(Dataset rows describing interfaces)
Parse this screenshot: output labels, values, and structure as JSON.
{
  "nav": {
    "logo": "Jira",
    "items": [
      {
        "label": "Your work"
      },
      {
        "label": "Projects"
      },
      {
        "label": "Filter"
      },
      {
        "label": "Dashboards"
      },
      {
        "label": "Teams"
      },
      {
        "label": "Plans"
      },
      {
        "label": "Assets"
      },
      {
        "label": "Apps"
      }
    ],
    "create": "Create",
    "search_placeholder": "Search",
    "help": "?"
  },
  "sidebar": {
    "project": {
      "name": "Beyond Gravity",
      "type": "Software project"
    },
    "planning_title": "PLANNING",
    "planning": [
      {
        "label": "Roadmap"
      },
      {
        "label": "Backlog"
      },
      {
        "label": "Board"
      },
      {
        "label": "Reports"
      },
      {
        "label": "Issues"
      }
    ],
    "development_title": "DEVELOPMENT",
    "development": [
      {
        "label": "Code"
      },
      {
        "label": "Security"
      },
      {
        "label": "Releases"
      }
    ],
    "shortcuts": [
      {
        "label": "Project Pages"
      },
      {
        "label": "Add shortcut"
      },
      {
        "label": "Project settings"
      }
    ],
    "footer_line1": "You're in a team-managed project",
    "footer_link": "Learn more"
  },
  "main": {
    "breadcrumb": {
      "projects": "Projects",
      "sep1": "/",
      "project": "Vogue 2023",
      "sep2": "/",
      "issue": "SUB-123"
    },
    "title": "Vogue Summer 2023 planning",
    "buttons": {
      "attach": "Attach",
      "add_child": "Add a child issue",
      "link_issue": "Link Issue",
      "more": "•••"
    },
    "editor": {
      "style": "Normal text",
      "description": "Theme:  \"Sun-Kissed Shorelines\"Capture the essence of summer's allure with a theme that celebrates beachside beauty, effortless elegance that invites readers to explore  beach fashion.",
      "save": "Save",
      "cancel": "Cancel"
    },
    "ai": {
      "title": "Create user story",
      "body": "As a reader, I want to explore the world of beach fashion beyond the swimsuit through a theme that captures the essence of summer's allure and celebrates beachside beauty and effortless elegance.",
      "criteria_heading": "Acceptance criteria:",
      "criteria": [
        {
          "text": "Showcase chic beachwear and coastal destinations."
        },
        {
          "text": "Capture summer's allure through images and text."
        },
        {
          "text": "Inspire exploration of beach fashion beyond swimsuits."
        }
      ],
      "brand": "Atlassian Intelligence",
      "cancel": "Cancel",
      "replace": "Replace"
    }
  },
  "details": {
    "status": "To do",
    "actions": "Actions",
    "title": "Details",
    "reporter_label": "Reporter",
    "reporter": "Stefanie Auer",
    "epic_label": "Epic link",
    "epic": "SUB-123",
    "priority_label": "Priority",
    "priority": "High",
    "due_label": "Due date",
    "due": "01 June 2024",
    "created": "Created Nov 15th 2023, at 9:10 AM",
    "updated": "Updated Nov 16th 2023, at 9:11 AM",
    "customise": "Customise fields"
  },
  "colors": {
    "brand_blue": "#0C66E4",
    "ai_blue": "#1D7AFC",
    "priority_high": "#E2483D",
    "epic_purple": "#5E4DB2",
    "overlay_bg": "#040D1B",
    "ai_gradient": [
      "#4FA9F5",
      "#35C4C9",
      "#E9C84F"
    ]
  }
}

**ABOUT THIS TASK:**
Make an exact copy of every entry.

**WRITTEN REPLY:**
Parse this screenshot: output labels, values, and structure as JSON.
{
  "nav": {
    "logo": "Jira",
    "items": [
      {
        "label": "Your work"
      },
      {
        "label": "Projects"
      },
      {
        "label": "Filter"
      },
      {
        "label": "Dashboards"
      },
      {
        "label": "Teams"
      },
      {
        "label": "Plans"
      },
      {
        "label": "Assets"
      },
      {
        "label": "Apps"
      }
    ],
    "create": "Create",
    "search_placeholder": "Search",
    "help": "?"
  },
  "sidebar": {
    "project": {
      "name": "Beyond Gravity",
      "type": "Software project"
    },
    "planning_title": "PLANNING",
    "planning": [
      {
        "label": "Roadmap"
      },
      {
        "label": "Backlog"
      },
      {
        "label": "Board"
      },
      {
        "label": "Reports"
      },
      {
        "label": "Issues"
      }
    ],
    "development_title": "DEVELOPMENT",
    "development": [
      {
        "label": "Code"
      },
      {
        "label": "Security"
      },
      {
        "label": "Releases"
      }
    ],
    "shortcuts": [
      {
        "label": "Project Pages"
      },
      {
        "label": "Add shortcut"
      },
      {
        "label": "Project settings"
      }
    ],
    "footer_line1": "You're in a team-managed project",
    "footer_link": "Learn more"
  },
  "main": {
    "breadcrumb": {
      "projects": "Projects",
      "sep1": "/",
      "project": "Vogue 2023",
      "sep2": "/",
      "issue": "SUB-123"
    },
    "title": "Vogue Summer 2023 planning",
    "buttons": {
      "attach": "Attach",
      "add_child": "Add a child issue",
      "link_issue": "Link Issue",
      "more": "•••"
    },
    "editor": {
      "style": "Normal text",
      "description": "Theme:  \"Sun-Kissed Shorelines\"Capture the essence of summer's allure with a theme that celebrates beachside beauty, effortless elegance that invites readers to explore  beach fashion.",
      "save": "Save",
      "cancel": "Cancel"
    },
    "ai": {
      "title": "Create user story",
      "body": "As a reader, I want to explore the world of beach fashion beyond the swimsuit through a theme that captures the essence of summer's allure and celebrates beachside beauty and effortless elegance.",
      "criteria_heading": "Acceptance criteria:",
      "criteria": [
        {
          "text": "Showcase chic beachwear and coastal destinations."
        },
        {
          "text": "Capture summer's allure through images and text."
        },
        {
          "text": "Inspire exploration of beach fashion beyond swimsuits."
        }
      ],
      "brand": "Atlassian Intelligence",
      "cancel": "Cancel",
      "replace": "Replace"
    }
  },
  "details": {
    "status": "To do",
    "actions": "Actions",
    "title": "Details",
    "reporter_label": "Reporter",
    "reporter": "Stefanie Auer",
    "epic_label": "Epic link",
    "epic": "SUB-123",
    "priority_label": "Priority",
    "priority": "High",
    "due_label": "Due date",
    "due": "01 June 2024",
    "created": "Created Nov 15th 2023, at 9:10 AM",
    "updated": "Updated Nov 16th 2023, at 9:11 AM",
    "customise": "Customise fields"
  },
  "colors": {
    "brand_blue": "#0C66E4",
    "ai_blue": "#1D7AFC",
    "priority_high": "#E2483D",
    "epic_purple": "#5E4DB2",
    "overlay_bg": "#040D1B",
    "ai_gradient": [
      "#4FA9F5",
      "#35C4C9",
      "#E9C84F"
    ]
  }
}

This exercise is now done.